I think it’s the fear that it may make them look less “core” or soft. We don’t have to worry about our “hardcore” image because our customers know that we will have what they want and the other guys don’t have. Core skate shops are typically owned by skaters, or someone who genuinely enjoys the people. It probably just comes down to their vision for what they want to do. It requires a certain level of expertise and research to provide good advice, and many don’t want to go outside of what they feel skateboarding is about. Nothing wrong with that, but my opinion is that good service and advice are in short supply. Street is the message presented by the mainstream media, and most shops don’t take the time to look beyond that. Part of it might be an assumption that the market isn’t big enough – and in many communities it might not be. Of course some view alternative forms of skating as a kook activity.
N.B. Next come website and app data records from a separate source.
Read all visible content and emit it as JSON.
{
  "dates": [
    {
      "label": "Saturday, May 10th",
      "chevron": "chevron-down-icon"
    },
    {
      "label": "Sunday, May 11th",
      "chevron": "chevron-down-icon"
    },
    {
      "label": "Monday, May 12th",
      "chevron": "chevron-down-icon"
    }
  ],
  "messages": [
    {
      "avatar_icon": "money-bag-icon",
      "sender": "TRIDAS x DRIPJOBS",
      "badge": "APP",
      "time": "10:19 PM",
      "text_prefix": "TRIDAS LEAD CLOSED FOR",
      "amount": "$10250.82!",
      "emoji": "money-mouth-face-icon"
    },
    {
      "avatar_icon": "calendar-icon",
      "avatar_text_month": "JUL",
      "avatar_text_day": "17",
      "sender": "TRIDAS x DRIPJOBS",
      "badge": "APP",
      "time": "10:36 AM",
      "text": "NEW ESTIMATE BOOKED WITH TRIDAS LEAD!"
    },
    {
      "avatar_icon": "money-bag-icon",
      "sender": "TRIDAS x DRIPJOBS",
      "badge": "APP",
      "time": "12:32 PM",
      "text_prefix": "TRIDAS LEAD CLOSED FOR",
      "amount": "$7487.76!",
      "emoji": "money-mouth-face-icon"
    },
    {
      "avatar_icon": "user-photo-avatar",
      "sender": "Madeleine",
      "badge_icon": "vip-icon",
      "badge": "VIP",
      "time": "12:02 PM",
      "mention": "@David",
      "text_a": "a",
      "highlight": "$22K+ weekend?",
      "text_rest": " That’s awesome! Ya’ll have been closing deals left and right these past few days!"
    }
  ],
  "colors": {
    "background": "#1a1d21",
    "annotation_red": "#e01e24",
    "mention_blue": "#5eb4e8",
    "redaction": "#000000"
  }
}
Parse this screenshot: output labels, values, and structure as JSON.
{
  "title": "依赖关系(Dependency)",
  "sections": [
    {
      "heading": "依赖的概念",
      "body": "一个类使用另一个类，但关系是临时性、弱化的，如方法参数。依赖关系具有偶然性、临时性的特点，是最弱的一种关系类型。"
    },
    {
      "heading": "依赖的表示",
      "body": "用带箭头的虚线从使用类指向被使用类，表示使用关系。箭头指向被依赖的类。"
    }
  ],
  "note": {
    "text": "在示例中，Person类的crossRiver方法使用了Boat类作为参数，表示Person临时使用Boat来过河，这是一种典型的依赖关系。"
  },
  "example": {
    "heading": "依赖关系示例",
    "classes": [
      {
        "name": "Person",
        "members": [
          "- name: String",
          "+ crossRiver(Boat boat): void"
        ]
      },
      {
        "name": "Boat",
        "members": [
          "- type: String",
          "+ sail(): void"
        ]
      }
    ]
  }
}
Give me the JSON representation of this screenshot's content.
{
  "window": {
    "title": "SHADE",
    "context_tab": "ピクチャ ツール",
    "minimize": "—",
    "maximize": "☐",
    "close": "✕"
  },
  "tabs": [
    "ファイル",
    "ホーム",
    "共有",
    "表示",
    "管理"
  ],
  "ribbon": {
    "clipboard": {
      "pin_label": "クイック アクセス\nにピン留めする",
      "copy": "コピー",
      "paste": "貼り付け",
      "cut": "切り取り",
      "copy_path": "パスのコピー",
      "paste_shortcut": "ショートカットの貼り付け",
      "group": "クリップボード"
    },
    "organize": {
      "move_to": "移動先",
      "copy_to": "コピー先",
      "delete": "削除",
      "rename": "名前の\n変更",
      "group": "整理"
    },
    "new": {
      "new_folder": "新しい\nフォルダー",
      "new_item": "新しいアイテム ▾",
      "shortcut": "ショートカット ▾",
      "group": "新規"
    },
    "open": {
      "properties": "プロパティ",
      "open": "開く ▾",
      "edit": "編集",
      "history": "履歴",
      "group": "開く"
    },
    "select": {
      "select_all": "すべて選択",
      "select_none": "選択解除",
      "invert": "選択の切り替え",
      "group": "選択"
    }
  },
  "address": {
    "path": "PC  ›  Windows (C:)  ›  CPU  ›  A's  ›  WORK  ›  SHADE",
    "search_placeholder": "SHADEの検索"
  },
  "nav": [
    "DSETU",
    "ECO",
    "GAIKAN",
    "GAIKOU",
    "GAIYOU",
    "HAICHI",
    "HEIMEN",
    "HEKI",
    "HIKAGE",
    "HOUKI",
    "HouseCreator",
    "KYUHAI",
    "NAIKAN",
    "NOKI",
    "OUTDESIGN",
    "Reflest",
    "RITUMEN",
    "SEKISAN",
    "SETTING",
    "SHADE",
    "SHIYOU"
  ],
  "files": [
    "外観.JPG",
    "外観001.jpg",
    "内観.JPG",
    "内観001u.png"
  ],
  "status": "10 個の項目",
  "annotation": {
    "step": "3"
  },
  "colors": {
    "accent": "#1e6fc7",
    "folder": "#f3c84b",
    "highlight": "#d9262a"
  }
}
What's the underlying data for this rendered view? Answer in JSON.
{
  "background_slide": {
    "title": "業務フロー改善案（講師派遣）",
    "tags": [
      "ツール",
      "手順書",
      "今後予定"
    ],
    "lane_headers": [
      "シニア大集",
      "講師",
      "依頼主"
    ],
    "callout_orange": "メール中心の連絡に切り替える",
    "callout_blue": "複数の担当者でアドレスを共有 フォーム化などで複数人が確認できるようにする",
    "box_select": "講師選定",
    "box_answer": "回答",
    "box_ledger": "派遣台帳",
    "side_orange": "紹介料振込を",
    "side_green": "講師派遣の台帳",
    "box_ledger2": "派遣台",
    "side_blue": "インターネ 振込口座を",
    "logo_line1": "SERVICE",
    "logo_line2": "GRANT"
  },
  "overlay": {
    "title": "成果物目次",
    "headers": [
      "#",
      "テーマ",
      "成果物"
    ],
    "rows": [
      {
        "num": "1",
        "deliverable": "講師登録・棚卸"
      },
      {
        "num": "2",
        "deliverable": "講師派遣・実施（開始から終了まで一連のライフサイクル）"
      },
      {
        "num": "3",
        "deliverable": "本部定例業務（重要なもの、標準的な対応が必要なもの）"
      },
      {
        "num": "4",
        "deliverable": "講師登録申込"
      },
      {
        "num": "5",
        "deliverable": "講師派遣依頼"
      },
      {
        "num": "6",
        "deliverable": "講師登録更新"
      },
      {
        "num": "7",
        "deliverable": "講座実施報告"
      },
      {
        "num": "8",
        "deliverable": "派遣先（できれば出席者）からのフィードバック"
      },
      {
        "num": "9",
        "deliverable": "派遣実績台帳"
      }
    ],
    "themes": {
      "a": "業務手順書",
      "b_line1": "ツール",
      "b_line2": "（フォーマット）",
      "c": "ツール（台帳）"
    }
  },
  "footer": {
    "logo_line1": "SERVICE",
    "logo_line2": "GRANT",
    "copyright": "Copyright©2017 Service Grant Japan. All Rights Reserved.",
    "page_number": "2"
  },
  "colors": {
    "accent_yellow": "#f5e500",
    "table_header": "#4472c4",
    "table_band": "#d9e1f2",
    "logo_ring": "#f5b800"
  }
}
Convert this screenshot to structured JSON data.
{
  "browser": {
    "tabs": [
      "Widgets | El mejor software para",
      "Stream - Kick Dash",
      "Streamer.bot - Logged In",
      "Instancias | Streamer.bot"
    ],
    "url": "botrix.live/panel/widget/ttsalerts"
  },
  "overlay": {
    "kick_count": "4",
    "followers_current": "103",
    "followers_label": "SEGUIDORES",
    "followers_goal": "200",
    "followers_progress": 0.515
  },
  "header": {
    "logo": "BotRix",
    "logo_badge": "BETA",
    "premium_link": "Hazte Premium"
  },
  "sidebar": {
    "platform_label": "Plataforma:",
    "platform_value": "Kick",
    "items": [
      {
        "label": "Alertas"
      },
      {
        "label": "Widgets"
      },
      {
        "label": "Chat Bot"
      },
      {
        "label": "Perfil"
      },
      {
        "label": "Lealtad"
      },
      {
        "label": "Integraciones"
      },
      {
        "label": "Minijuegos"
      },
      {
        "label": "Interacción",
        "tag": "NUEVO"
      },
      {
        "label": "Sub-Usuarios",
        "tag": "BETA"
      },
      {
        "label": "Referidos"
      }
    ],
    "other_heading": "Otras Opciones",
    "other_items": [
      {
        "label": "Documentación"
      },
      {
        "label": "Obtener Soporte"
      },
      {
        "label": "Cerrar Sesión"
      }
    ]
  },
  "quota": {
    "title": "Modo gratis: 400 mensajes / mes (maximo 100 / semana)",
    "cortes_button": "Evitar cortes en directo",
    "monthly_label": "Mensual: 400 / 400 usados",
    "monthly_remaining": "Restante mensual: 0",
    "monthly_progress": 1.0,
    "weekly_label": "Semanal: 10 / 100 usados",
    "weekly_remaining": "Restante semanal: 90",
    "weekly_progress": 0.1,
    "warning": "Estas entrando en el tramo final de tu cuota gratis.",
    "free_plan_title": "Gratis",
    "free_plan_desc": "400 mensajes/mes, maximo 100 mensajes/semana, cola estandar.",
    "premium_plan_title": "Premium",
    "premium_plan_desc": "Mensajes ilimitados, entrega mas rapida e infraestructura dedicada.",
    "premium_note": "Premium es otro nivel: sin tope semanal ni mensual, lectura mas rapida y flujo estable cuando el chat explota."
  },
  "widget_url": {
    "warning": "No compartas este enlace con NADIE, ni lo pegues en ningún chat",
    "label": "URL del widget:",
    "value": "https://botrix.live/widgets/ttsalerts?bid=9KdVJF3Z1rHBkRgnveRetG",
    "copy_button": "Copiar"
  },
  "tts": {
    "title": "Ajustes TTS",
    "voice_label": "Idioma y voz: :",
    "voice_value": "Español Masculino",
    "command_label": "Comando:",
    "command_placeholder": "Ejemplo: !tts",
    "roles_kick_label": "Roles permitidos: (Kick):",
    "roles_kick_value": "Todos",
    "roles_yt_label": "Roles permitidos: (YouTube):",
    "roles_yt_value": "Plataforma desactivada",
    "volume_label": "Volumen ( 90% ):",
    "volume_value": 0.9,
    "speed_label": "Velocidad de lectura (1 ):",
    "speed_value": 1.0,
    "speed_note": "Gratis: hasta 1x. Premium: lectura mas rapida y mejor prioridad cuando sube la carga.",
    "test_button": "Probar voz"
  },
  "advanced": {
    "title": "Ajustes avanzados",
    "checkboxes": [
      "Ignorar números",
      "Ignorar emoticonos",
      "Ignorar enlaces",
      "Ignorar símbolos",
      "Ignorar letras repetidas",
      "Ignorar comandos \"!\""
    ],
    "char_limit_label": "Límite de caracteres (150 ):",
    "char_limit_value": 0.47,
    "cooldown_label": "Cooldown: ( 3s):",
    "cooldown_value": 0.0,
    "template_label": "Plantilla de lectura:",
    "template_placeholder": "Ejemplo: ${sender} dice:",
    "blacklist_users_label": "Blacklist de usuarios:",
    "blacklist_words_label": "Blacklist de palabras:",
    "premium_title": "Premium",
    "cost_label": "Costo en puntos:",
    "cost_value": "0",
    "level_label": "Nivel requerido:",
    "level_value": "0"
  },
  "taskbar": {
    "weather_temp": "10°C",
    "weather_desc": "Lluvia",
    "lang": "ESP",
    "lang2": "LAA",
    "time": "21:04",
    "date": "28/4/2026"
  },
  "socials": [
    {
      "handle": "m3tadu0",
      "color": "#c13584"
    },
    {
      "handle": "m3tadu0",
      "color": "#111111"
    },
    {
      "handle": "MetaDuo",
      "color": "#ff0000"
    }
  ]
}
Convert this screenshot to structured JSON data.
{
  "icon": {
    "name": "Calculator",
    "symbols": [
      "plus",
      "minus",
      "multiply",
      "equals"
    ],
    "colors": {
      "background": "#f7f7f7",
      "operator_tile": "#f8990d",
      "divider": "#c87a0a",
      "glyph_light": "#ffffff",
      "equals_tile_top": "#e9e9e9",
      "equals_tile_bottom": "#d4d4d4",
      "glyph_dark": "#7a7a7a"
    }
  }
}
In many cases it could be a lack of capital; softgoods with their high cost and long pre-book period are a drain on other areas unless you have positioned yourself as a skate boutique/lifestyle store. Most skate retailers are better off not trying different lines because they can’t really guide the customer to the right products.
What are your thoughts on where this is all going? Skateboarding is being acknowledged as a legitimate outdoor activity by parks departments throughout the country. Skateboarders don’t need this to continue to enjoy skateboarding, but it does increase its exposure and raises the level of awareness and acceptance. I feel it is in the late stages of growth with young skaters. So the key for community-oriented shops is to engage all skaters and provide them what they want. Local skate shops are making it far too easy for online retailers to take their customers. The pure onliners rarely give back to a community in any way. Of course we hope to continue growing and to continue to see kids skating and adults getting back into it.
Any final comments?
We have people in my store that are exceptional. They care about doing the right thing and treating customers with respect. They are smart and ask questions about what the customer wants. We make a difference by leading and being visible. As a retailer it is the highest honor someone can give when they chose to bring us their money; we have to earn that opportunity. Once they have shopped with us, they rarely leave us.